● **Records for this task**
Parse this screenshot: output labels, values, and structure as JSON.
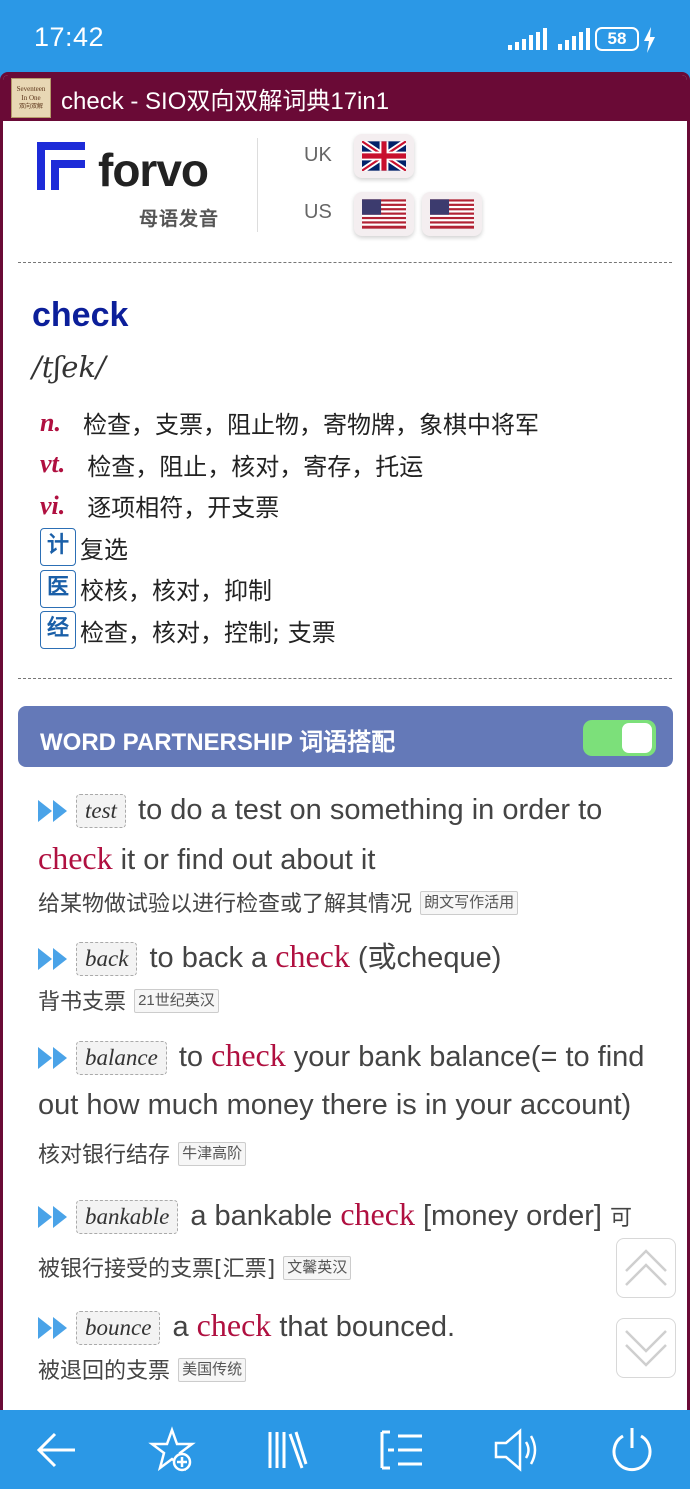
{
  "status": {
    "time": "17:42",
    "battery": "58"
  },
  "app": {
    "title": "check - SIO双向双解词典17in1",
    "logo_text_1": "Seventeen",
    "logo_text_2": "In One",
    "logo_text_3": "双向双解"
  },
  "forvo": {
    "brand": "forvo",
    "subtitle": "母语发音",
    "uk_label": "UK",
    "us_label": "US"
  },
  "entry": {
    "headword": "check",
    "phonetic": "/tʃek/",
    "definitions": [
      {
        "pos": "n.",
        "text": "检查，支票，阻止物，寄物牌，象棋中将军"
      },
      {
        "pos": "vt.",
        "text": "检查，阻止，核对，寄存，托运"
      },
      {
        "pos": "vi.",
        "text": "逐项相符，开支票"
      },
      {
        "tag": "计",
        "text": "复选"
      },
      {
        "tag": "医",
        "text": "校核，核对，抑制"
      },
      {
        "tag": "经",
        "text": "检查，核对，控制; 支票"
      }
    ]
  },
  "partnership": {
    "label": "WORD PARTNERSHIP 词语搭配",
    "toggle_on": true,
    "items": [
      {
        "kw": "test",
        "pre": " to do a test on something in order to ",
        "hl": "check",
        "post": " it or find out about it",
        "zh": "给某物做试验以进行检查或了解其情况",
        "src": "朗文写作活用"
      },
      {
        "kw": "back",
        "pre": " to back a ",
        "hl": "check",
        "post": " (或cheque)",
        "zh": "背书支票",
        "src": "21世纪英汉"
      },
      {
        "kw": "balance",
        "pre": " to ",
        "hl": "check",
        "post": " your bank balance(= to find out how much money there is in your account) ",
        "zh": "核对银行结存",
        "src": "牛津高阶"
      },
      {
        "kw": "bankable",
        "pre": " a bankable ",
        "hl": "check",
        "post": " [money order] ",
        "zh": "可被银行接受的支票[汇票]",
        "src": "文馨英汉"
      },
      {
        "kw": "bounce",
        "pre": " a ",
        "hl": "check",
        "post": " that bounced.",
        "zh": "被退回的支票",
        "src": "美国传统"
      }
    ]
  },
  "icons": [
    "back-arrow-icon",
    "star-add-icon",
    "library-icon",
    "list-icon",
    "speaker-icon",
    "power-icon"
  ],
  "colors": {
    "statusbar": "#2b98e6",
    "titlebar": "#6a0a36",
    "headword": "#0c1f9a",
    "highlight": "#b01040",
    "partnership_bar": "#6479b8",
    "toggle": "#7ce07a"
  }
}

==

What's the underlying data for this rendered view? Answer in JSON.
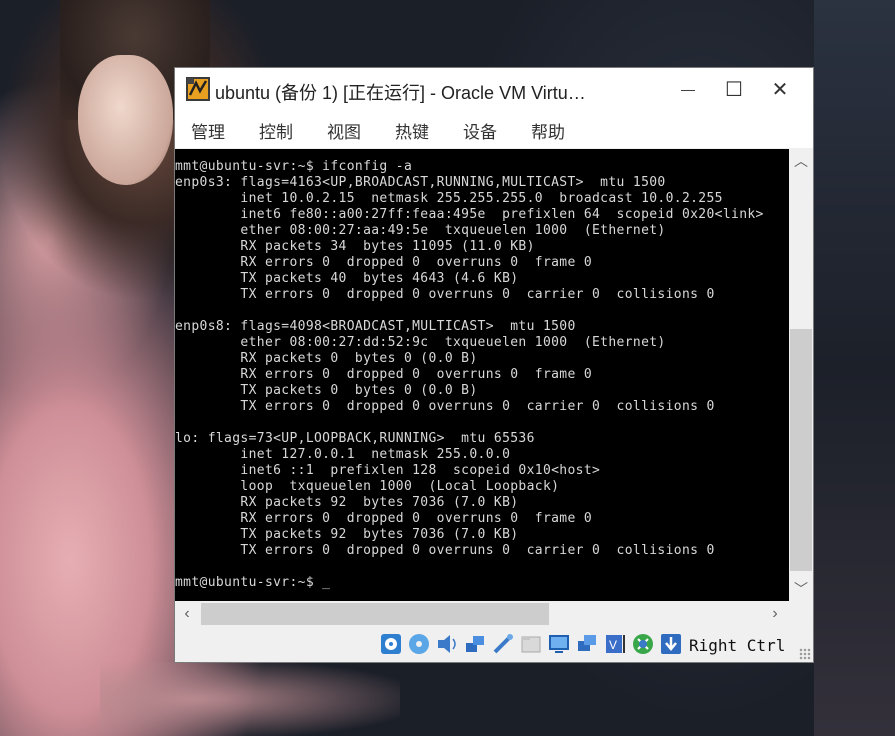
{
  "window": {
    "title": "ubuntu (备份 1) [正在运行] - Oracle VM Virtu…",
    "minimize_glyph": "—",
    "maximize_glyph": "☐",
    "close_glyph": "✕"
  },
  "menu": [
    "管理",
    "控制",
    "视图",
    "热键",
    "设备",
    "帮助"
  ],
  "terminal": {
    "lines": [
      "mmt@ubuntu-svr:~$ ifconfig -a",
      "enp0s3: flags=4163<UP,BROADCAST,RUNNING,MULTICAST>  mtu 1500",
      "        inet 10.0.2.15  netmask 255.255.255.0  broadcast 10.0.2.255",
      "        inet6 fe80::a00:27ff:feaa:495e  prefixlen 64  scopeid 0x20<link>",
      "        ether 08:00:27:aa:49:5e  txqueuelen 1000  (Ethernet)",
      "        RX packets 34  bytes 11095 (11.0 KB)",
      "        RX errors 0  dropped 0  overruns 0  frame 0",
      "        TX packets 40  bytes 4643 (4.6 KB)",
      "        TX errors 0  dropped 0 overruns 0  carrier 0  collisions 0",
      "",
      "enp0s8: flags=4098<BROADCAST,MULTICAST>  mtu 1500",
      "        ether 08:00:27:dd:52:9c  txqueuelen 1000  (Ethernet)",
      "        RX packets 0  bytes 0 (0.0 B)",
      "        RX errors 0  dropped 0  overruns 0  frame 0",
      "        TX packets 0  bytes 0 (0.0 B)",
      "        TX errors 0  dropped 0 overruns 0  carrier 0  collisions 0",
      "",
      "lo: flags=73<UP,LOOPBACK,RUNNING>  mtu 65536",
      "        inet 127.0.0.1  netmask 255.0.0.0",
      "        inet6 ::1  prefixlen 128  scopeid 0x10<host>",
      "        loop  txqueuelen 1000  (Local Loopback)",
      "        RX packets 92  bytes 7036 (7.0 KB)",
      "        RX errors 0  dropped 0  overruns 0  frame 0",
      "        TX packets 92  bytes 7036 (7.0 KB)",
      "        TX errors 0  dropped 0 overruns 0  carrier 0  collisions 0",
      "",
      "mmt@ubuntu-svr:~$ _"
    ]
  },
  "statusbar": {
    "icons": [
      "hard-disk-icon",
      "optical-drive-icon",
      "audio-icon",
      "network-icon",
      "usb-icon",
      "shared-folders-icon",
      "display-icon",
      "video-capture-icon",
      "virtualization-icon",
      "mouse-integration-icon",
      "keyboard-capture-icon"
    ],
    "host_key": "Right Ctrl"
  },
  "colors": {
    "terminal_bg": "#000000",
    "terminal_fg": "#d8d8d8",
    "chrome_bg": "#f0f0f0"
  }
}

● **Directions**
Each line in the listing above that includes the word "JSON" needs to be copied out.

● **Written answer**
Parse this screenshot: output labels, values, and structure as JSON.
What's the underlying data for this rendered view? Answer in JSON.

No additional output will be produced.